EXERCISE DIRECTIONS :: Wherever "Figure" turns up in the entries, copy out the line that holds it.

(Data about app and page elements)
———

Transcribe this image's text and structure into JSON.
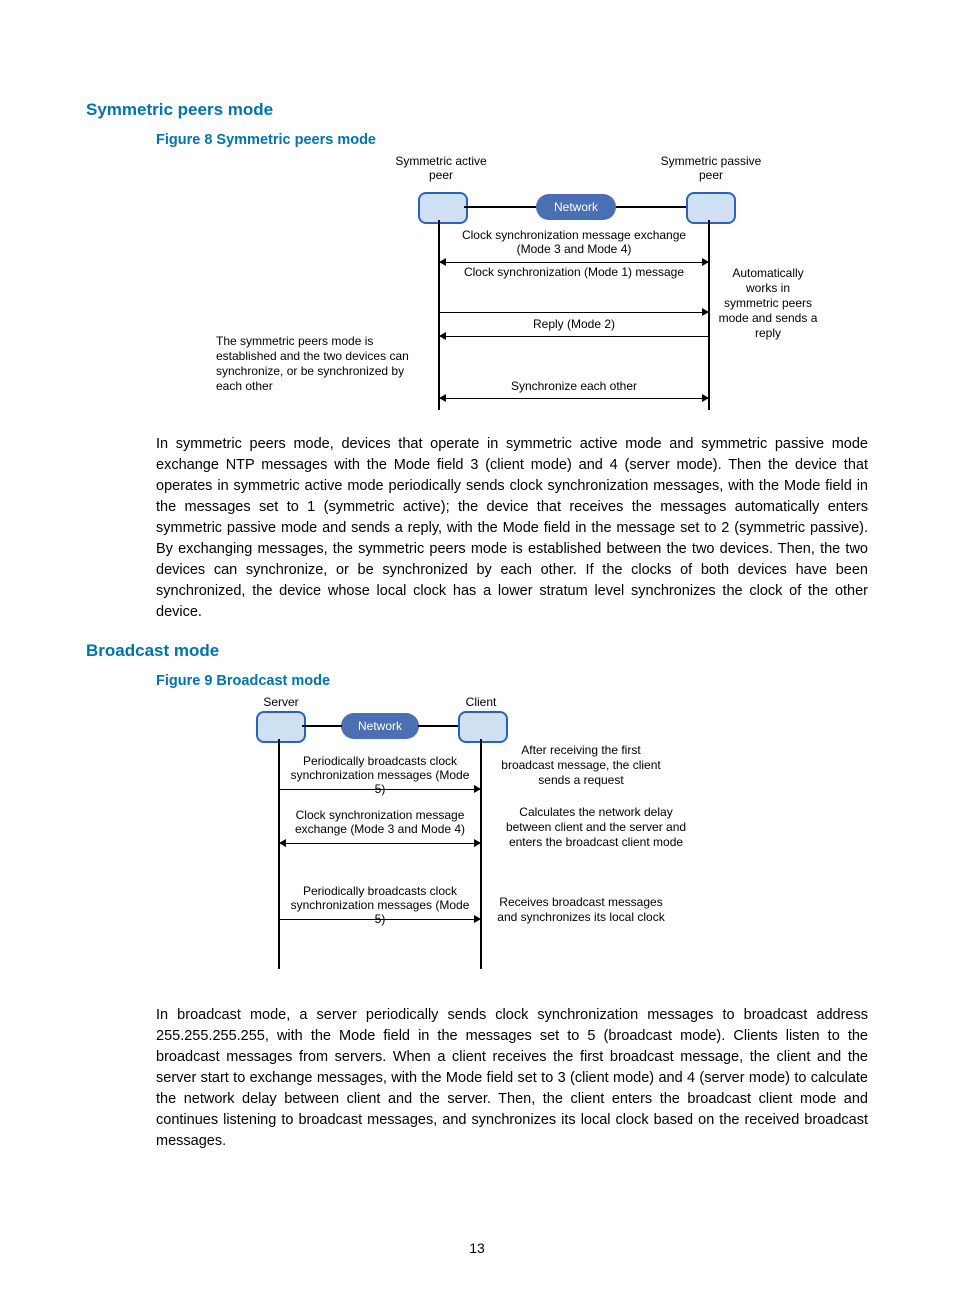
{
  "page_number": "13",
  "section1": {
    "heading": "Symmetric peers mode",
    "figure_caption": "Figure 8 Symmetric peers mode",
    "body": "In symmetric peers mode, devices that operate in symmetric active mode and symmetric passive mode exchange NTP messages with the Mode field 3 (client mode) and 4 (server mode). Then the device that operates in symmetric active mode periodically sends clock synchronization messages, with the Mode field in the messages set to 1 (symmetric active); the device that receives the messages automatically enters symmetric passive mode and sends a reply, with the Mode field in the message set to 2 (symmetric passive). By exchanging messages, the symmetric peers mode is established between the two devices. Then, the two devices can synchronize, or be synchronized by each other. If the clocks of both devices have been synchronized, the device whose local clock has a lower stratum level synchronizes the clock of the other device."
  },
  "fig8": {
    "active_peer": "Symmetric active peer",
    "passive_peer": "Symmetric passive peer",
    "network": "Network",
    "msg1": "Clock synchronization message exchange (Mode 3 and Mode 4)",
    "msg2": "Clock synchronization (Mode 1) message",
    "msg3": "Reply  (Mode 2)",
    "msg4": "Synchronize each other",
    "note_right": "Automatically works in symmetric peers mode and sends a reply",
    "note_left": "The symmetric peers mode is established and the two devices can  synchronize, or be synchronized by each other"
  },
  "section2": {
    "heading": "Broadcast mode",
    "figure_caption": "Figure 9 Broadcast mode",
    "body": "In broadcast mode, a server periodically sends clock synchronization messages to broadcast address 255.255.255.255, with the Mode field in the messages set to 5 (broadcast mode). Clients listen to the broadcast messages from servers. When a client receives the first broadcast message, the client and the server start to exchange messages, with the Mode field set to 3 (client mode) and 4 (server mode) to calculate the network delay between client and the server. Then, the client enters the broadcast client mode and continues listening to broadcast messages, and synchronizes its local clock based on the received broadcast messages."
  },
  "fig9": {
    "server": "Server",
    "client": "Client",
    "network": "Network",
    "msg1": "Periodically broadcasts clock synchronization messages (Mode 5)",
    "msg2": "Clock synchronization message exchange (Mode 3 and Mode 4)",
    "msg3": "Periodically broadcasts clock synchronization messages (Mode 5)",
    "note1": "After receiving the first broadcast message, the client sends a request",
    "note2": "Calculates the network delay between client and the server and enters the broadcast client mode",
    "note3": "Receives broadcast messages and synchronizes its local clock"
  }
}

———

SOLUTION TO THE EXERCISE ::
    "figure_caption": "Figure 8 Symmetric peers mode",
    "figure_caption": "Figure 9 Broadcast mode",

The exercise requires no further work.